He got some support this week from Apple Inc, which did not embed NFC chips into the iPhone 5.
NFC proponents had hoped Apple would endorse the technology, which passes encrypted data between devices at close range without contact. So instead of swiping a credit card, shoppers can simply wave their phones at a checkout terminal to pay for their goods.
The technology is backed by the largest U.S. carriers and credit card companies, but has failed to take off in America because merchants have been reluctant to spend money to upgrade their checkout terminals until NFC is more widely adopted.
“Anyone hoping NFC would be a reality soon is disappointed,” said Sanjay Sakhrani, an analyst at Keefe, Bruyette & Woods. “Many in the industry were hoping inclusion in the iPhone would be a springboard for more adoption. This takes the impetus away.”
NFC technology, which has uses beyond mobile payments, is backed by Isis, a mobile wallet joint venture between Verizon Wireless, AT&T Inc and T-Mobile USA. Isis’ financial services partners include American Express, JPMorgan Chase and Capital One Financial.
Like many new technologies, NFC is hampered by a chicken-and-egg problem. Mobile phone makers like Apple are reluctant to take on the extra cost and engineering effort of embedding NFC chips because many merchants can’t accept payments this way yet. Meanwhile, merchants won’t install NFC until more consumers have the technology on their phones.
Isis said on Thursday that it was delaying the launch of its NFC mobile payments service for the second time this year.
“Isis has placed a massive bet on NFC,” said David Evans, founder of Market Platform Dynamics and an adviser to companies in the payments business. Apple’s decision “is another reason to believe that Isis doesn’t have much promise of getting off the ground.”
Apple did not include NFC because it is not clear the technology solves any current problem, marketing chief Phil Schiller told AllThingsD on Wednesday.
APPLE: WE‘LL PASS
Instead of embracing NFC, Apple is developing Passbook, a mobile app that pulls together loyalty cards, tickets and coupons on the new iPhone. Many analysts consider this an early version of a digital wallet, except Passbook does not let users link their credit and debit cards yet.
Other digital wallets have already been developed by companies including eBay’s PayPal, Google Inc and Visa Inc. These wallets aim to bring together credit and debit cards, bank accounts, loyalty cards, rewards and coupons in one place, letting shoppers pay for purchases mostly online, but increasingly in physical stores too.
NFC’s advocates argue it eliminates plastic and cash and can be more secure than magnetic strips. But that alone will not persuade consumers to stop using credit cards in stores because plastic is already so convenient, experts say.

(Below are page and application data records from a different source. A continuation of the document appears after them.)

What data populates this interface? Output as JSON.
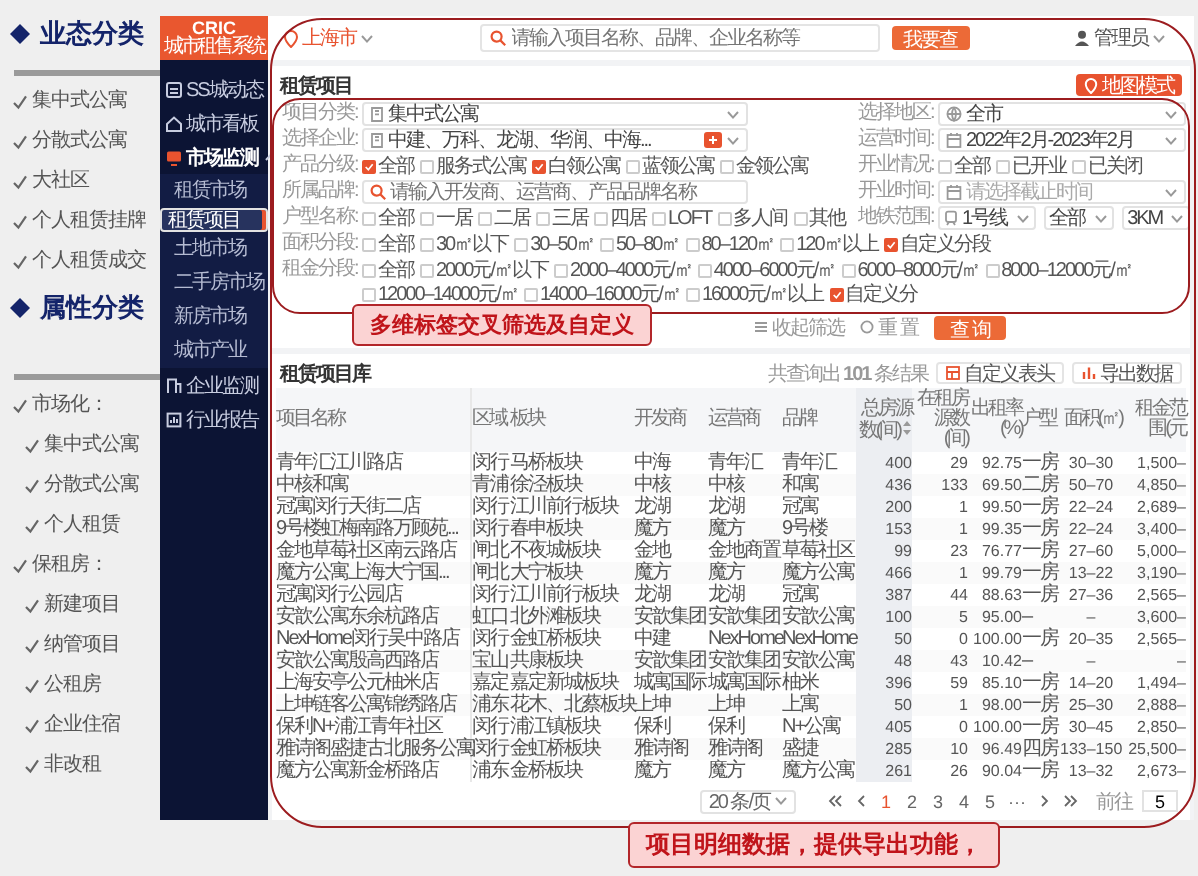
{
  "slide": {
    "sections": [
      {
        "heading": "业态分类",
        "items": [
          {
            "label": "集中式公寓"
          },
          {
            "label": "分散式公寓"
          },
          {
            "label": "大社区"
          },
          {
            "label": "个人租赁挂牌"
          },
          {
            "label": "个人租赁成交"
          }
        ]
      },
      {
        "heading": "属性分类",
        "items": [
          {
            "label": "市场化：",
            "children": [
              {
                "label": "集中式公寓"
              },
              {
                "label": "分散式公寓"
              },
              {
                "label": "个人租赁"
              }
            ]
          },
          {
            "label": "保租房：",
            "children": [
              {
                "label": "新建项目"
              },
              {
                "label": "纳管项目"
              },
              {
                "label": "公租房"
              },
              {
                "label": "企业住宿"
              },
              {
                "label": "非改租"
              }
            ]
          }
        ]
      }
    ]
  },
  "app": {
    "logo": {
      "title": "CRIC",
      "subtitle": "城市租售系统"
    },
    "city": "上海市",
    "search": {
      "placeholder": "请输入项目名称、品牌、企业名称等",
      "button": "我要查"
    },
    "user": "管理员",
    "sidebar": [
      {
        "label": "SS城动态",
        "selected": false
      },
      {
        "label": "城市看板",
        "selected": false
      },
      {
        "label": "市场监测",
        "selected": false,
        "expanded": true,
        "children": [
          {
            "label": "租赁市场",
            "selected": false
          },
          {
            "label": "租赁项目",
            "selected": true
          },
          {
            "label": "土地市场",
            "selected": false
          },
          {
            "label": "二手房市场",
            "selected": false
          },
          {
            "label": "新房市场",
            "selected": false
          },
          {
            "label": "城市产业",
            "selected": false
          }
        ]
      },
      {
        "label": "企业监测",
        "selected": false
      },
      {
        "label": "行业报告",
        "selected": false
      }
    ],
    "filter_panel": {
      "title": "租赁项目",
      "map_button": "地图模式",
      "rows": [
        {
          "fields": [
            {
              "kind": "select",
              "label": "项目分类:",
              "value": "集中式公寓"
            },
            {
              "kind": "select",
              "label": "选择地区:",
              "value": "全市"
            }
          ]
        },
        {
          "fields": [
            {
              "kind": "tag-select",
              "label": "选择企业:",
              "value": "中建、万科、龙湖、华润、中海..."
            },
            {
              "kind": "select",
              "label": "运营时间:",
              "value": "2022年2月-2023年2月"
            }
          ]
        },
        {
          "fields": [
            {
              "kind": "checks",
              "label": "产品分级:",
              "options": [
                {
                  "label": "全部",
                  "checked": true
                },
                {
                  "label": "服务式公寓",
                  "checked": false
                },
                {
                  "label": "白领公寓",
                  "checked": true
                },
                {
                  "label": "蓝领公寓",
                  "checked": false
                },
                {
                  "label": "金领公寓",
                  "checked": false
                }
              ]
            },
            {
              "kind": "checks",
              "label": "开业情况:",
              "options": [
                {
                  "label": "全部",
                  "checked": false
                },
                {
                  "label": "已开业",
                  "checked": false
                },
                {
                  "label": "已关闭",
                  "checked": false
                }
              ]
            }
          ]
        },
        {
          "fields": [
            {
              "kind": "text",
              "label": "所属品牌:",
              "placeholder": "请输入开发商、运营商、产品品牌名称"
            },
            {
              "kind": "select",
              "label": "开业时间:",
              "placeholder": "请选择截止时间"
            }
          ]
        },
        {
          "fields": [
            {
              "kind": "checks",
              "label": "户型名称:",
              "options": [
                {
                  "label": "全部",
                  "checked": false
                },
                {
                  "label": "一居",
                  "checked": false
                },
                {
                  "label": "二居",
                  "checked": false
                },
                {
                  "label": "三居",
                  "checked": false
                },
                {
                  "label": "四居",
                  "checked": false
                },
                {
                  "label": "LOFT",
                  "checked": false
                },
                {
                  "label": "多人间",
                  "checked": false
                },
                {
                  "label": "其他",
                  "checked": false
                }
              ]
            },
            {
              "kind": "selects",
              "label": "地铁范围:",
              "values": [
                "1号线",
                "全部",
                "3KM"
              ]
            }
          ]
        },
        {
          "fields": [
            {
              "kind": "checks",
              "label": "面积分段:",
              "options": [
                {
                  "label": "全部",
                  "checked": false
                },
                {
                  "label": "30㎡以下",
                  "checked": false
                },
                {
                  "label": "30–50㎡",
                  "checked": false
                },
                {
                  "label": "50–80㎡",
                  "checked": false
                },
                {
                  "label": "80–120㎡",
                  "checked": false
                },
                {
                  "label": "120㎡以上",
                  "checked": false
                },
                {
                  "label": "自定义分段",
                  "checked": true
                }
              ]
            }
          ]
        },
        {
          "fields": [
            {
              "kind": "checks",
              "label": "租金分段:",
              "options": [
                {
                  "label": "全部",
                  "checked": false
                },
                {
                  "label": "2000元/㎡以下",
                  "checked": false
                },
                {
                  "label": "2000–4000元/㎡",
                  "checked": false
                },
                {
                  "label": "4000–6000元/㎡",
                  "checked": false
                },
                {
                  "label": "6000–8000元/㎡",
                  "checked": false
                },
                {
                  "label": "8000–12000元/㎡",
                  "checked": false
                },
                {
                  "label": "12000–14000元/㎡",
                  "checked": false
                },
                {
                  "label": "14000–16000元/㎡",
                  "checked": false
                },
                {
                  "label": "16000元/㎡以上",
                  "checked": false
                },
                {
                  "label": "自定义分",
                  "checked": true
                }
              ]
            }
          ]
        }
      ],
      "collapse_button": "收起筛选",
      "reset_button": "重 置",
      "query_button": "查 询",
      "callout": "多维标签交叉筛选及自定义"
    },
    "table_panel": {
      "title": "租赁项目库",
      "result": "共查询出 **101** 条结果",
      "custom_button": "自定义表头",
      "export_button": "导出数据",
      "columns": [
        {
          "label": "项目名称",
          "sorted": false
        },
        {
          "label": "区域",
          "sorted": false
        },
        {
          "label": "板块",
          "sorted": false
        },
        {
          "label": "开发商",
          "sorted": false
        },
        {
          "label": "运营商",
          "sorted": false
        },
        {
          "label": "品牌",
          "sorted": false
        },
        {
          "label": "总房源数(间)",
          "sorted": true
        },
        {
          "label": "在租房源数(间)",
          "sorted": false
        },
        {
          "label": "出租率(%)",
          "sorted": false
        },
        {
          "label": "户型",
          "sorted": false
        },
        {
          "label": "面积(㎡)",
          "sorted": false
        },
        {
          "label": "租金范围(元",
          "sorted": false
        }
      ],
      "rows": [
        [
          "青年汇江川路店",
          "闵行",
          "马桥板块",
          "中海",
          "青年汇",
          "青年汇",
          "400",
          "29",
          "92.75",
          "一房",
          "30–30",
          "1,500–"
        ],
        [
          "中核和寓",
          "青浦",
          "徐泾板块",
          "中核",
          "中核",
          "和寓",
          "436",
          "133",
          "69.50",
          "二房",
          "50–70",
          "4,850–"
        ],
        [
          "冠寓闵行天街二店",
          "闵行",
          "江川前行板块",
          "龙湖",
          "龙湖",
          "冠寓",
          "200",
          "1",
          "99.50",
          "一房",
          "22–24",
          "2,689–"
        ],
        [
          "9号楼虹梅南路万顾苑...",
          "闵行",
          "春申板块",
          "魔方",
          "魔方",
          "9号楼",
          "153",
          "1",
          "99.35",
          "一房",
          "22–24",
          "3,400–"
        ],
        [
          "金地草莓社区南云路店",
          "闸北",
          "不夜城板块",
          "金地",
          "金地商置",
          "草莓社区",
          "99",
          "23",
          "76.77",
          "一房",
          "27–60",
          "5,000–"
        ],
        [
          "魔方公寓上海大宁国...",
          "闸北",
          "大宁板块",
          "魔方",
          "魔方",
          "魔方公寓",
          "466",
          "1",
          "99.79",
          "一房",
          "13–22",
          "3,190–"
        ],
        [
          "冠寓闵行公园店",
          "闵行",
          "江川前行板块",
          "龙湖",
          "龙湖",
          "冠寓",
          "387",
          "44",
          "88.63",
          "一房",
          "27–36",
          "2,565–"
        ],
        [
          "安歆公寓东余杭路店",
          "虹口",
          "北外滩板块",
          "安歆集团",
          "安歆集团",
          "安歆公寓",
          "100",
          "5",
          "95.00",
          "–",
          "–",
          "3,600–"
        ],
        [
          "NexHome闵行吴中路店",
          "闵行",
          "金虹桥板块",
          "中建",
          "NexHome",
          "NexHome",
          "50",
          "0",
          "100.00",
          "一房",
          "20–35",
          "2,565–"
        ],
        [
          "安歆公寓殷高西路店",
          "宝山",
          "共康板块",
          "安歆集团",
          "安歆集团",
          "安歆公寓",
          "48",
          "43",
          "10.42",
          "–",
          "–",
          "–"
        ],
        [
          "上海安亭公元柚米店",
          "嘉定",
          "嘉定新城板块",
          "城寓国际",
          "城寓国际",
          "柚米",
          "396",
          "59",
          "85.10",
          "一房",
          "14–20",
          "1,494–"
        ],
        [
          "上坤链客公寓锦绣路店",
          "浦东",
          "花木、北蔡板块",
          "上坤",
          "上坤",
          "上寓",
          "50",
          "1",
          "98.00",
          "一房",
          "25–30",
          "2,888–"
        ],
        [
          "保利N+浦江青年社区",
          "闵行",
          "浦江镇板块",
          "保利",
          "保利",
          "N+公寓",
          "405",
          "0",
          "100.00",
          "一房",
          "30–45",
          "2,850–"
        ],
        [
          "雅诗阁盛捷古北服务公寓",
          "闵行",
          "金虹桥板块",
          "雅诗阁",
          "雅诗阁",
          "盛捷",
          "285",
          "10",
          "96.49",
          "四房",
          "133–150",
          "25,500–"
        ],
        [
          "魔方公寓新金桥路店",
          "浦东",
          "金桥板块",
          "魔方",
          "魔方",
          "魔方公寓",
          "261",
          "26",
          "90.04",
          "一房",
          "13–32",
          "2,673–"
        ]
      ],
      "pager": {
        "page_size": "20 条/页",
        "pages": [
          {
            "label": "1",
            "selected": true
          },
          {
            "label": "2",
            "selected": false
          },
          {
            "label": "3",
            "selected": false
          },
          {
            "label": "4",
            "selected": false
          },
          {
            "label": "5",
            "selected": false
          },
          {
            "label": "···",
            "selected": false
          }
        ],
        "goto_label": "前往",
        "goto_value": "5"
      },
      "callout": "项目明细数据，提供导出功能，"
    }
  }
}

“It is a new technology and one that is unfamiliar to users. So that opens up new possibilities for abuse and naiveté,” said Ari Juels, chief scientist at security firm RSA Labs. But he said NFC allows for interesting security options that traditional credit cards don‘t, such as account numbers that change dynamically.

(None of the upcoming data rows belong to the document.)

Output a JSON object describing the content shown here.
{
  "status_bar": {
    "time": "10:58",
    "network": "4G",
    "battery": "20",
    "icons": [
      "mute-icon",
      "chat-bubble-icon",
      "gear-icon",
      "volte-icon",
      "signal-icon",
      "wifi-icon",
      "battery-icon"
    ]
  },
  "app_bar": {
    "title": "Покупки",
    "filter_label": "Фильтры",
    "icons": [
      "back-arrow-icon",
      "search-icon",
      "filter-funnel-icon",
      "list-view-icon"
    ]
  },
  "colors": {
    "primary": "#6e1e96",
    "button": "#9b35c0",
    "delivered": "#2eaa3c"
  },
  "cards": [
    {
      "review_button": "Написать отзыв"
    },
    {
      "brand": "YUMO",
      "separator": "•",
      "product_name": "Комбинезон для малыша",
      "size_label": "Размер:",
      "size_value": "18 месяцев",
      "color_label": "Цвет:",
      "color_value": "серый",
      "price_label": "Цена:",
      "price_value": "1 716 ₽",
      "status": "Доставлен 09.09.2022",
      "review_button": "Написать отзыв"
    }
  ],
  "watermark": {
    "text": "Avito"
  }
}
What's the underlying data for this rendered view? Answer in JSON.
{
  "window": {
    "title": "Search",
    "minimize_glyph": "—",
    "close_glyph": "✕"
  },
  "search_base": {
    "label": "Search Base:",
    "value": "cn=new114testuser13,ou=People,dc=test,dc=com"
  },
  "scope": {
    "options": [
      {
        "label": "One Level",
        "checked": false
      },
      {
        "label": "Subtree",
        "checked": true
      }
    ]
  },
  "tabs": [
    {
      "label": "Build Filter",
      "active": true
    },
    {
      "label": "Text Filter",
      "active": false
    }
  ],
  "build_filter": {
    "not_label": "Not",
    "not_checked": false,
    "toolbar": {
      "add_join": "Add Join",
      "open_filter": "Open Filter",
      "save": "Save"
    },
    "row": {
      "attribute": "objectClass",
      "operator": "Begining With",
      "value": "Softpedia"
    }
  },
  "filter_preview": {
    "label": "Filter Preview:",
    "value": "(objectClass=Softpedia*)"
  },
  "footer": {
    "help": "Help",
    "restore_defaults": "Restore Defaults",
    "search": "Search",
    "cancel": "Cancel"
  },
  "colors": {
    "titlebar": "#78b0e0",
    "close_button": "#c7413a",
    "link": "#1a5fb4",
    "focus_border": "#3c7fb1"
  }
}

PayPal is betting that other services that make digital wallets more useful will encourage consumers to switch - it is designing a digital wallet that helps consumers do as many things as possible from one place, including buying flight or movie tickets, sending money to other people and tapping coupons, rewards and loyalty cards.

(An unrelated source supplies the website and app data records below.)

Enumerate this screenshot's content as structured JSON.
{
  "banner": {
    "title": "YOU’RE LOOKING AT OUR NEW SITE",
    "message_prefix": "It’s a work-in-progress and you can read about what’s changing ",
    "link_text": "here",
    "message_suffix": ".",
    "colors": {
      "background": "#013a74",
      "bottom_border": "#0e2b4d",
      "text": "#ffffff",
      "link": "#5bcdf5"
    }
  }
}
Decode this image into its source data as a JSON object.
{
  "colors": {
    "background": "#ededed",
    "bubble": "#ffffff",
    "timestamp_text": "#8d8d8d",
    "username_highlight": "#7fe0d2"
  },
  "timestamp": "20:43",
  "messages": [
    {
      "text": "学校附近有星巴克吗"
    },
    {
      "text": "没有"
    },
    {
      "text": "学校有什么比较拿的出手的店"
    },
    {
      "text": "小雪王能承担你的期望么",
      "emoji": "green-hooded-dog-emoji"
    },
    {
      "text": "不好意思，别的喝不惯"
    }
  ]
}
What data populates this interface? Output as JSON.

“Technology is not what’s going to win this digital wallet war. It’s going to be about the consumer value proposition,” said Carey Kolaja, senior director for PayPal’s product team.
Others argue NFC still has potential, partly because merchant incentives from Visa and MasterCard are expected to spark a wave of payment terminal upgrades in coming years. These upgrades will include NFC capability.
“It is difficult to buy a new terminal that doesn’t already have NFC technology, and soon it will be impossible,” said Rick Oglesby of consulting firm Aite Group.
But the software and service providers behind the terminals will also have to be ready to accept and process payments that come with coupons, loyalty cards and rewards programs.
At the moment, most terminals can handle the amount of the transaction and the card number and not much else, Oglesby said.
Until this is all sorted out, Apple will likely wait to enter the payments business aggressively, Oglesby and others said. Apple took a similar approach to 4G LTE wireless technology, waiting until coverage was wide enough this year to unveil an iPhone that uses it, Oglesby noted.
“They won’t do something until they know a lot of their customers will use the service,” he said.
Reporting By Alistair Barr in San Francisco and David Henry in New York; additional reporting by Jim Finkle in Boston and Sinead Carew in New York; Editing by Edwin Chan, Tiffany Wu and Phil Berlowitz